“Todoist is a project management application for personal and professional productivity. It allows users to manage their tasks from a smartphone, tablet or computer. The app is free, though additional features to enable collaboration are available in a paid version. Todoist was created in 2007 by startup Doist. As of June 2014, it has 2 million users.” (Wikipedia)
Consulting: Khoi Vinh
People may think that a checkmark is mundane, but we see it as a symbol of the hard work that bridges our goals, dreams, and ambitions to reality. The three checkmarks in the logo represent the plan, the action, and the result. From the start, Todoist has been a community of people who make things happen. We're proud to reflect that in our new identity.
Images (opinion after)
I rarely use "it looks like" as part of my reviewing process but the old logo looked so much like the TD Ameritrade logo it's surprising they haven't been ceased and desisted. Beyond the similarity, the message the old logo conveyed was very passive and even corporate. Perhaps it was a nice metaphor to have some kind of continuous rail-like line connecting the two letters but it didn't feel like a fun app.

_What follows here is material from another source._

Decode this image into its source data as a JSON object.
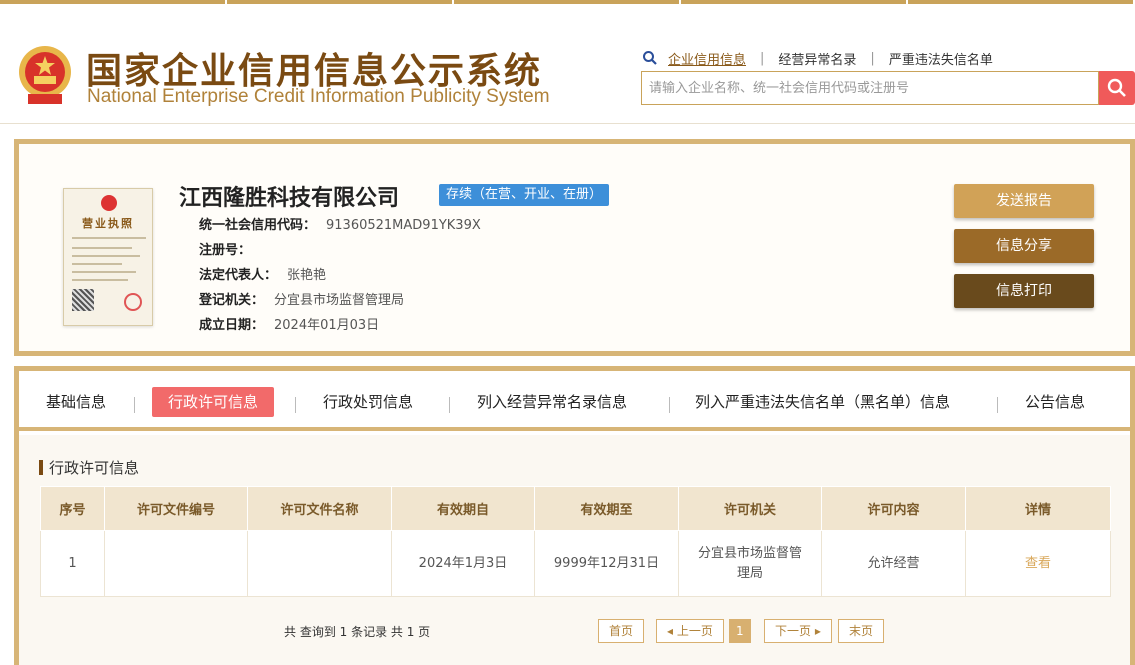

The new icon is meant to represent three checkmarks — take that Verizon with your one checkmark! — but I first saw a stack of documents (which is not entirely a bad thing) as I like my checkmarks with tighter angles and more space between them. Despite the obligatory construction-grid image below, the positioning of the checkmarks in the square is odd; there is too much space around them. The typography is nice and sharp with also some obligatory notches taken off the corners, particularly noticeable in the "t"s. It's nice that they match the corners of the checkmarks. Most importantly, though, you can see the actual name of the product — the lock-up in the old logo was far too disproportionate. Overall, the new logo very much feels like it represents a contemporary app that permeates its users lives and something you would want to see over and over as you check off (or pile on) your to-do items.
Thanks to Tony Nguyen for the tip.